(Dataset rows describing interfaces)
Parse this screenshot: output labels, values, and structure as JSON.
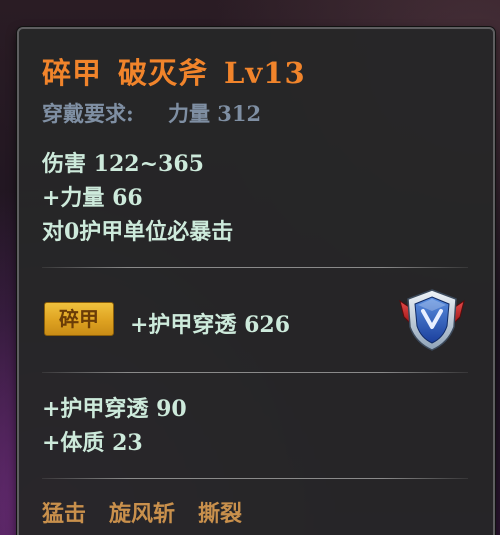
{
  "item": {
    "title_part1": "碎甲",
    "title_part2": "破灭斧",
    "title_level": "Lv13"
  },
  "requirement": {
    "label": "穿戴要求:",
    "value": "力量 312"
  },
  "base_stats": [
    "伤害  122~365",
    "+力量  66",
    "对0护甲单位必暴击"
  ],
  "enchant": {
    "badge": "碎甲",
    "text": "+护甲穿透  626",
    "icon": "shield-emblem-icon"
  },
  "extra_stats": [
    "+护甲穿透  90",
    "+体质  23"
  ],
  "skills": [
    "猛击",
    "旋风斩",
    "撕裂"
  ],
  "colors": {
    "title": "#f1842b",
    "requirement": "#7f8fa3",
    "stat": "#cdeadb",
    "skill": "#c9904c",
    "badge": "#dea221"
  }
}
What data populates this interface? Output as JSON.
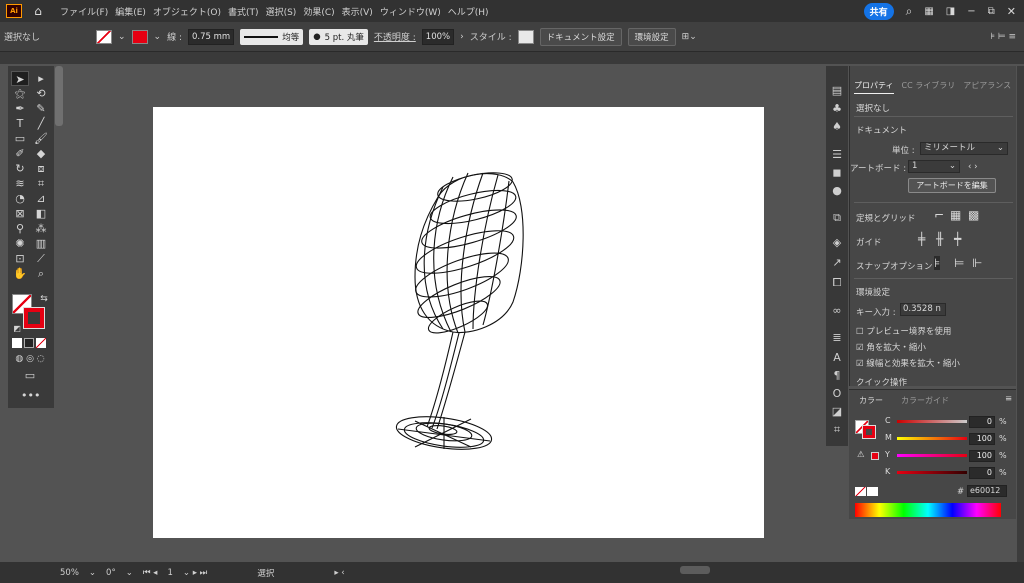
{
  "menubar": {
    "logo": "Ai",
    "menus": [
      "ファイル(F)",
      "編集(E)",
      "オブジェクト(O)",
      "書式(T)",
      "選択(S)",
      "効果(C)",
      "表示(V)",
      "ウィンドウ(W)",
      "ヘルプ(H)"
    ],
    "share_label": "共有"
  },
  "control": {
    "selection_label": "選択なし",
    "stroke_label": "線 :",
    "stroke_weight": "0.75 mm",
    "stroke_profile": "均等",
    "brush": "5 pt. 丸筆",
    "opacity_label": "不透明度 :",
    "opacity_value": "100%",
    "style_label": "スタイル :",
    "doc_setup_button": "ドキュメント設定",
    "prefs_button": "環境設定"
  },
  "properties_panel": {
    "tabs": [
      "プロパティ",
      "CC ライブラリ",
      "アピアランス"
    ],
    "selection_status": "選択なし",
    "document_heading": "ドキュメント",
    "unit_label": "単位 :",
    "unit_value": "ミリメートル",
    "artboard_label": "アートボード :",
    "artboard_value": "1",
    "edit_artboard_button": "アートボードを編集",
    "rulers_grid_label": "定規とグリッド",
    "guides_label": "ガイド",
    "snap_label": "スナップオプション",
    "prefs_heading": "環境設定",
    "key_input_label": "キー入力 :",
    "key_input_value": "0.3528 n",
    "preview_bounds_label": "プレビュー境界を使用",
    "scale_corners_label": "角を拡大・縮小",
    "scale_strokes_label": "線幅と効果を拡大・縮小",
    "quick_actions_label": "クイック操作"
  },
  "color_panel": {
    "tabs": [
      "カラー",
      "カラーガイド"
    ],
    "channels": [
      {
        "letter": "C",
        "value": "0",
        "color": "#e60012"
      },
      {
        "letter": "M",
        "value": "100",
        "color": "#e60012"
      },
      {
        "letter": "Y",
        "value": "100",
        "color": "#e60012"
      },
      {
        "letter": "K",
        "value": "0",
        "color": "#e60012"
      }
    ],
    "percent_sign": "%",
    "hex_value": "e60012"
  },
  "statusbar": {
    "zoom": "50%",
    "rotation": "0°",
    "artboard_number": "1",
    "tool_name": "選択"
  },
  "colors": {
    "stroke_red": "#e60012",
    "canvas_bg": "#535353",
    "artboard_bg": "#ffffff"
  }
}
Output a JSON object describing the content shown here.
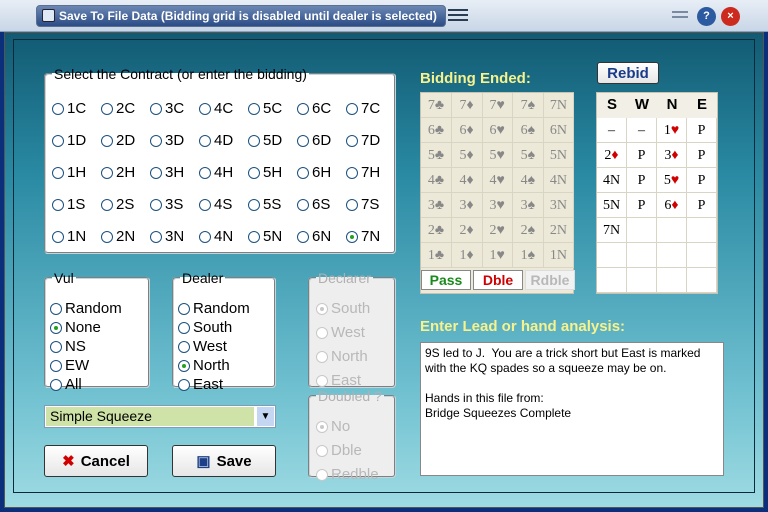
{
  "window": {
    "title": "Save To File Data (Bidding grid is disabled until dealer is selected)",
    "help": "?",
    "close": "×"
  },
  "contract": {
    "legend": "Select the Contract (or enter the bidding)",
    "rows": [
      [
        "1C",
        "2C",
        "3C",
        "4C",
        "5C",
        "6C",
        "7C"
      ],
      [
        "1D",
        "2D",
        "3D",
        "4D",
        "5D",
        "6D",
        "7D"
      ],
      [
        "1H",
        "2H",
        "3H",
        "4H",
        "5H",
        "6H",
        "7H"
      ],
      [
        "1S",
        "2S",
        "3S",
        "4S",
        "5S",
        "6S",
        "7S"
      ],
      [
        "1N",
        "2N",
        "3N",
        "4N",
        "5N",
        "6N",
        "7N"
      ]
    ],
    "selected": "7N"
  },
  "vul": {
    "legend": "Vul",
    "options": [
      "Random",
      "None",
      "NS",
      "EW",
      "All"
    ],
    "selected": "None"
  },
  "dealer": {
    "legend": "Dealer",
    "options": [
      "Random",
      "South",
      "West",
      "North",
      "East"
    ],
    "selected": "North"
  },
  "declarer": {
    "legend": "Declarer",
    "options": [
      "South",
      "West",
      "North",
      "East"
    ],
    "selected": "South"
  },
  "doubled": {
    "legend": "Doubled ?",
    "options": [
      "No",
      "Dble",
      "Redble"
    ],
    "selected": "No"
  },
  "dropdown": {
    "value": "Simple Squeeze"
  },
  "buttons": {
    "cancel": "Cancel",
    "save": "Save",
    "rebid": "Rebid",
    "pass": "Pass",
    "double": "Dble",
    "redouble": "Rdble"
  },
  "bidding": {
    "title": "Bidding Ended:",
    "levels": [
      "7",
      "6",
      "5",
      "4",
      "3",
      "2",
      "1"
    ],
    "suits": [
      "♣",
      "♦",
      "♥",
      "♠",
      "N"
    ]
  },
  "auction": {
    "headers": [
      "S",
      "W",
      "N",
      "E"
    ],
    "rows": [
      [
        "–",
        "–",
        "1♥",
        "P"
      ],
      [
        "2♦",
        "P",
        "3♦",
        "P"
      ],
      [
        "4N",
        "P",
        "5♥",
        "P"
      ],
      [
        "5N",
        "P",
        "6♦",
        "P"
      ],
      [
        "7N",
        "",
        "",
        ""
      ],
      [
        "",
        "",
        "",
        ""
      ],
      [
        "",
        "",
        "",
        ""
      ]
    ]
  },
  "lead": {
    "title": "Enter Lead or hand analysis:",
    "text": "9S led to J.  You are a trick short but East is marked with the KQ spades so a squeeze may be on.\n\nHands in this file from:\nBridge Squeezes Complete"
  }
}
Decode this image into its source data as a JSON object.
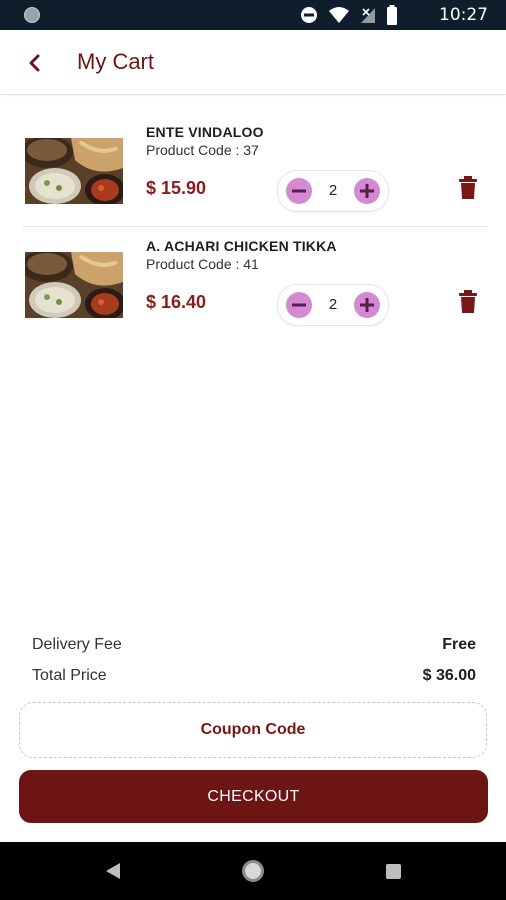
{
  "status_bar": {
    "time": "10:27",
    "icons": [
      "notification-dot-icon",
      "do-not-disturb-icon",
      "wifi-icon",
      "no-signal-icon",
      "battery-icon"
    ]
  },
  "app_bar": {
    "title": "My Cart",
    "back_icon": "chevron-left-icon"
  },
  "cart": {
    "items": [
      {
        "name": "ENTE VINDALOO",
        "product_code_label": "Product Code : 37",
        "price": "$ 15.90",
        "quantity": "2"
      },
      {
        "name": "A. ACHARI CHICKEN TIKKA",
        "product_code_label": "Product Code : 41",
        "price": "$ 16.40",
        "quantity": "2"
      }
    ]
  },
  "summary": {
    "delivery_fee_label": "Delivery Fee",
    "delivery_fee_value": "Free",
    "total_price_label": "Total Price",
    "total_price_value": "$ 36.00"
  },
  "actions": {
    "coupon_label": "Coupon Code",
    "checkout_label": "CHECKOUT"
  },
  "colors": {
    "primary": "#6d1414",
    "accent_price": "#8b1c1c",
    "qty_button": "#d48ad0",
    "status_bar": "#0f1d2c"
  }
}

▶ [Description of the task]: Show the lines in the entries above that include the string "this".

▶ [Solution below]:
Parse this screenshot: output labels, values, and structure as JSON.
What data populates this interface? Output as JSON.
    "text": "9S led to J.  You are a trick short but East is marked with the KQ spades so a squeeze may be on.\n\nHands in this file from:\nBridge Squeezes Complete"
Decode this image into its source data as a JSON object.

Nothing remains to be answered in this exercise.